Restate the listing that follows word for word, without its pictures.

Segment Start: EXTRACTED MATERIAL

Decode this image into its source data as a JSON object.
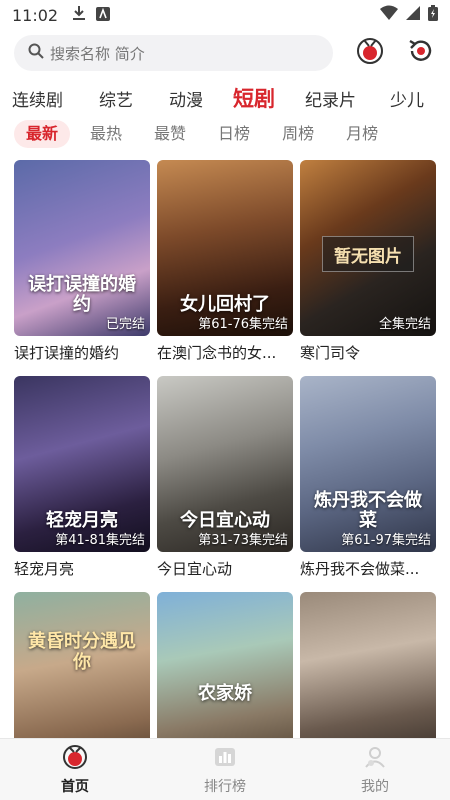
{
  "status_bar": {
    "time": "11:02"
  },
  "search": {
    "placeholder": "搜索名称 简介"
  },
  "categories": [
    {
      "label": "连续剧",
      "active": false
    },
    {
      "label": "综艺",
      "active": false
    },
    {
      "label": "动漫",
      "active": false
    },
    {
      "label": "短剧",
      "active": true
    },
    {
      "label": "纪录片",
      "active": false
    },
    {
      "label": "少儿",
      "active": false
    }
  ],
  "sub_tabs": [
    {
      "label": "最新",
      "active": true
    },
    {
      "label": "最热",
      "active": false
    },
    {
      "label": "最赞",
      "active": false
    },
    {
      "label": "日榜",
      "active": false
    },
    {
      "label": "周榜",
      "active": false
    },
    {
      "label": "月榜",
      "active": false
    }
  ],
  "cards": [
    {
      "title": "误打误撞的婚约",
      "badge": "已完结",
      "poster_text": "误打误撞的婚约"
    },
    {
      "title": "在澳门念书的女...",
      "badge": "第61-76集完结",
      "poster_text": "女儿回村了"
    },
    {
      "title": "寒门司令",
      "badge": "全集完结",
      "poster_text": "暂无图片"
    },
    {
      "title": "轻宠月亮",
      "badge": "第41-81集完结",
      "poster_text": "轻宠月亮"
    },
    {
      "title": "今日宜心动",
      "badge": "第31-73集完结",
      "poster_text": "今日宜心动"
    },
    {
      "title": "炼丹我不会做菜...",
      "badge": "第61-97集完结",
      "poster_text": "炼丹我不会做菜"
    },
    {
      "title": "",
      "badge": "",
      "poster_text": "黄昏时分遇见你"
    },
    {
      "title": "",
      "badge": "",
      "poster_text": "农家娇"
    },
    {
      "title": "",
      "badge": "",
      "poster_text": ""
    }
  ],
  "bottom_nav": [
    {
      "label": "首页",
      "icon": "home-icon",
      "active": true
    },
    {
      "label": "排行榜",
      "icon": "ranking-icon",
      "active": false
    },
    {
      "label": "我的",
      "icon": "profile-icon",
      "active": false
    }
  ],
  "colors": {
    "accent": "#d8262d",
    "accent_soft": "#fde9e9"
  }
}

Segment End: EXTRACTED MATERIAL

• _ANSWER TO THE EXERCISE_:
Decode this image into its source data as a JSON object.
{
  "status_bar": {
    "time": "11:02"
  },
  "search": {
    "placeholder": "搜索名称 简介"
  },
  "categories": [
    {
      "label": "连续剧",
      "active": false
    },
    {
      "label": "综艺",
      "active": false
    },
    {
      "label": "动漫",
      "active": false
    },
    {
      "label": "短剧",
      "active": true
    },
    {
      "label": "纪录片",
      "active": false
    },
    {
      "label": "少儿",
      "active": false
    }
  ],
  "sub_tabs": [
    {
      "label": "最新",
      "active": true
    },
    {
      "label": "最热",
      "active": false
    },
    {
      "label": "最赞",
      "active": false
    },
    {
      "label": "日榜",
      "active": false
    },
    {
      "label": "周榜",
      "active": false
    },
    {
      "label": "月榜",
      "active": false
    }
  ],
  "cards": [
    {
      "title": "误打误撞的婚约",
      "badge": "已完结",
      "poster_text": "误打误撞的婚约"
    },
    {
      "title": "在澳门念书的女...",
      "badge": "第61-76集完结",
      "poster_text": "女儿回村了"
    },
    {
      "title": "寒门司令",
      "badge": "全集完结",
      "poster_text": "暂无图片"
    },
    {
      "title": "轻宠月亮",
      "badge": "第41-81集完结",
      "poster_text": "轻宠月亮"
    },
    {
      "title": "今日宜心动",
      "badge": "第31-73集完结",
      "poster_text": "今日宜心动"
    },
    {
      "title": "炼丹我不会做菜...",
      "badge": "第61-97集完结",
      "poster_text": "炼丹我不会做菜"
    },
    {
      "title": "",
      "badge": "",
      "poster_text": "黄昏时分遇见你"
    },
    {
      "title": "",
      "badge": "",
      "poster_text": "农家娇"
    },
    {
      "title": "",
      "badge": "",
      "poster_text": ""
    }
  ],
  "bottom_nav": [
    {
      "label": "首页",
      "icon": "home-icon",
      "active": true
    },
    {
      "label": "排行榜",
      "icon": "ranking-icon",
      "active": false
    },
    {
      "label": "我的",
      "icon": "profile-icon",
      "active": false
    }
  ],
  "colors": {
    "accent": "#d8262d",
    "accent_soft": "#fde9e9"
  }
}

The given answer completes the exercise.